From receiving news to following high-profile celebrities, or for staying in-touch with old high school friends, twitter provides us all mandatory features.
But its popularity can be intimidating.
Fortunately, Twitter is incredibly easy to use.
Twitter saw explosive growth at the 2007 South By Southwest Interactive conference, during which more than 60,000 tweets were sent. The Twitter team took advantage of the conference to begin growing their user base.
Twitter began as an SMS-based platform, so the 140 character limit was initially simply a necessity — mobile carriers imposed the limit, not Twitter.
So basically, Twitter is a social media site, and its primary purpose is to connect people and allow people to share their thoughts with a big audience.
It allows users to discover stories regarding today’s biggest news and events, follow people or companies that post content they enjoy consuming, or simply communicate with friends.
Adding to which, PR team and marketers can also use Twitter to increase brand awareness and delight their audience.
Twitter announced earlier this year in June that it would start testing “downvoting” on replies. The experiment would let users downvote or upvote on replies but without the knowledge of the author and also the votes remain private ( just as youtube’s dislike button).
It looks like the downvoting test is getting bigger according to several users on Twitter.
Currently, Twitter is testing a downvote feature via a handful of iOS users, the platform announced Wednesday, and experts say they are eager to see how a possible rollout could affect the platform’s dynamics.
In it’s recent tweet Twitter said, “Some of you on iOS may see different options to up or down vote on replies. We’re testing this to understand the types of replies you find relevant in a convo, so we can work on ways to show more of them. Your downvotes aren’t public, while your upvotes will be shown as likes.”
On social media, many called the new feature a way to give users a “dislike” button.
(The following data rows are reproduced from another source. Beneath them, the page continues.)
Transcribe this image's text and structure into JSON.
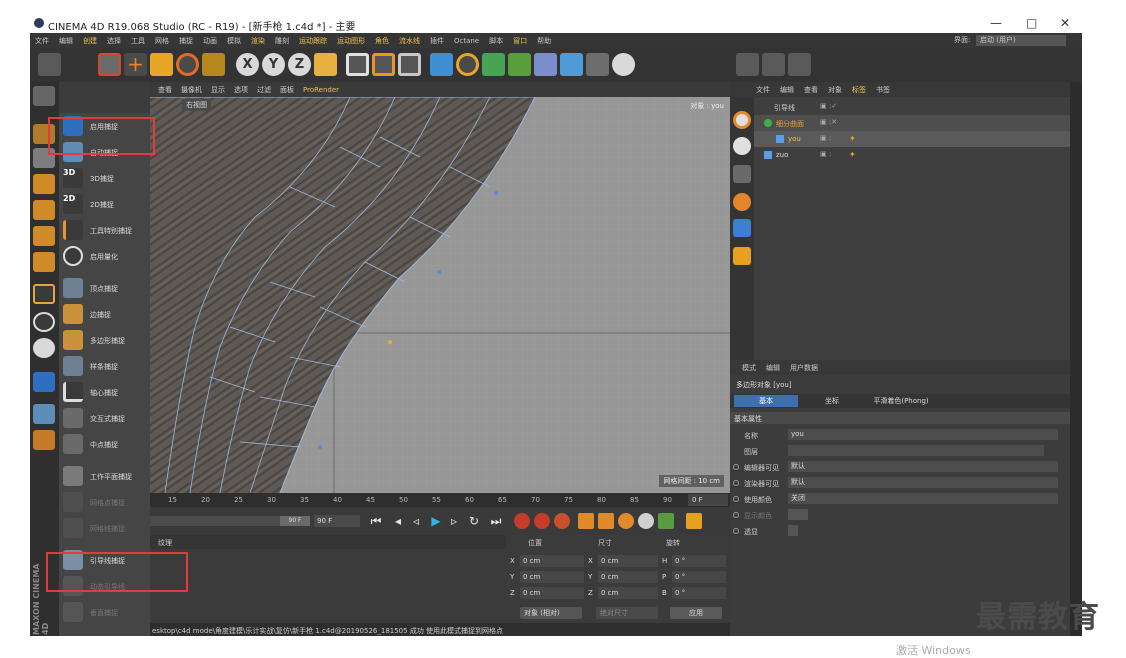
{
  "window": {
    "title": "CINEMA 4D R19.068 Studio (RC - R19) - [新手枪 1.c4d *] - 主要",
    "controls": [
      "—",
      "□",
      "✕"
    ]
  },
  "menu": {
    "items": [
      "文件",
      "编辑",
      "创建",
      "选择",
      "工具",
      "网格",
      "捕捉",
      "动画",
      "模拟",
      "渲染",
      "雕刻",
      "运动跟踪",
      "运动图形",
      "角色",
      "流水线",
      "插件",
      "Octane",
      "脚本",
      "窗口",
      "帮助"
    ],
    "layout_label": "界面:",
    "layout_value": "启动 (用户)"
  },
  "viewport": {
    "menu": [
      "查看",
      "摄像机",
      "显示",
      "选项",
      "过滤",
      "面板"
    ],
    "prorender": "ProRender",
    "view_name": "右视图",
    "object_info": "对象 : you",
    "grid_spacing": "网格间距 : 10 cm"
  },
  "snap_menu": {
    "items": [
      {
        "label": "启用捕捉"
      },
      {
        "label": "自动捕捉"
      },
      {
        "label": "3D捕捉"
      },
      {
        "label": "2D捕捉"
      },
      {
        "label": "工具特别捕捉"
      },
      {
        "label": "启用量化"
      },
      {
        "label": "顶点捕捉"
      },
      {
        "label": "边捕捉"
      },
      {
        "label": "多边形捕捉"
      },
      {
        "label": "样条捕捉"
      },
      {
        "label": "轴心捕捉"
      },
      {
        "label": "交互式捕捉"
      },
      {
        "label": "中点捕捉"
      },
      {
        "label": "工作平面捕捉"
      },
      {
        "label": "网格点捕捉"
      },
      {
        "label": "网格线捕捉"
      },
      {
        "label": "引导线捕捉"
      },
      {
        "label": "动态引导线"
      },
      {
        "label": "垂直捕捉"
      }
    ]
  },
  "timeline": {
    "ticks": [
      "15",
      "20",
      "25",
      "30",
      "35",
      "40",
      "45",
      "50",
      "55",
      "60",
      "65",
      "70",
      "75",
      "80",
      "85",
      "90"
    ],
    "current_frame": "0 F",
    "end_frame": "90 F",
    "end_field": "90 F"
  },
  "materials": {
    "menu": [
      "纹理"
    ]
  },
  "coordinates": {
    "headers": [
      "位置",
      "尺寸",
      "旋转"
    ],
    "rows": [
      {
        "pos_axis": "X",
        "pos": "0 cm",
        "size_axis": "X",
        "size": "0 cm",
        "rot_axis": "H",
        "rot": "0 °"
      },
      {
        "pos_axis": "Y",
        "pos": "0 cm",
        "size_axis": "Y",
        "size": "0 cm",
        "rot_axis": "P",
        "rot": "0 °"
      },
      {
        "pos_axis": "Z",
        "pos": "0 cm",
        "size_axis": "Z",
        "size": "0 cm",
        "rot_axis": "B",
        "rot": "0 °"
      }
    ],
    "mode": "对象 (相对)",
    "size_mode": "绝对尺寸",
    "apply": "应用"
  },
  "status": "esktop\\c4d mode\\角度建模\\乐计实战\\复仿\\新手枪 1.c4d@20190526_181505 成功    使用此模式捕捉到网格点",
  "object_manager": {
    "menu": [
      "文件",
      "编辑",
      "查看",
      "对象",
      "标签",
      "书签"
    ],
    "objects": [
      {
        "name": "引导线"
      },
      {
        "name": "细分曲面"
      },
      {
        "name": "you"
      },
      {
        "name": "zuo"
      }
    ]
  },
  "attributes": {
    "menu": [
      "模式",
      "编辑",
      "用户数据"
    ],
    "object_title": "多边形对象 [you]",
    "tabs": [
      "基本",
      "坐标",
      "平滑着色(Phong)"
    ],
    "section": "基本属性",
    "rows": [
      {
        "label": "名称",
        "value": "you"
      },
      {
        "label": "图层",
        "value": ""
      },
      {
        "label": "编辑器可见",
        "value": "默认"
      },
      {
        "label": "渲染器可见",
        "value": "默认"
      },
      {
        "label": "使用颜色",
        "value": "关闭"
      },
      {
        "label": "显示颜色",
        "value": ""
      },
      {
        "label": "透显",
        "value": ""
      }
    ]
  },
  "overlay": {
    "watermark": "最需教育",
    "activate": "激活 Windows",
    "maxon": "MAXON CINEMA 4D"
  },
  "colors": {
    "highlight_red": "#e33b3b",
    "accent_blue": "#3e6fae",
    "menu_highlight": "#f1c453"
  }
}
But Twitter said that’s not quite the purpose of this test.
In a statement to NBC News, Twitter said testing the up- and downvote feature is a way for the platform to try to understand if they’re showing people the best replies for them in a conversation.
“So, we’re running a small research experiment to learn what replies people find most relevant during conversations on Twitter,” a Twitter spokesperson said in an email. “We are hoping to better understand what people believe are relevant replies and how that matches up to what Twitter suggests as the most relevant replies under a Tweet.”
For now, the downvotes, which can’t be viewed by the public, will not impact the ranking of replies. While this experiment runs, the “like” button will be removed and instead users can click an “upvote” button.
The move could give users a new way to interact with tweets they find unhelpful or in poor taste. Twitter said it’s only using the feature for research at this time, but experts say they’re eager to see how the downvote button plays out and how it could shape the future of the platform should it see a wide, public release.
“My guess is that what they’re trying to do is give people a more clinical way of expressing their distaste for something on social media,” said Scott W. Campbell, chair of the communication and media department at the University of Michigan.
Campbell said although he was not familiar with Twitter’s announcement, his knee-jerk reaction to hearing about the test feature was that it could positively affect the site and its culture.
“Thumbs-down is better than [commenting], ‘Take a dirt nap,'” he said.
Campbell said he predicts the feature could have “massive unintended consequences.”
So there are two more parts to this experiment where one scenario lets you vote up or down on a reply with the arrow symbol, and the other with the thumbs up or down symbol. Twitter also confirmed that this isn’t a dislike button and upvoting or downvoting won’t change the order of replies. For now it looks like this upvote or downvote button won’t really have any effect on the conversation.
Twitter said the test is only for research purposes so we may not see it rolling out officially.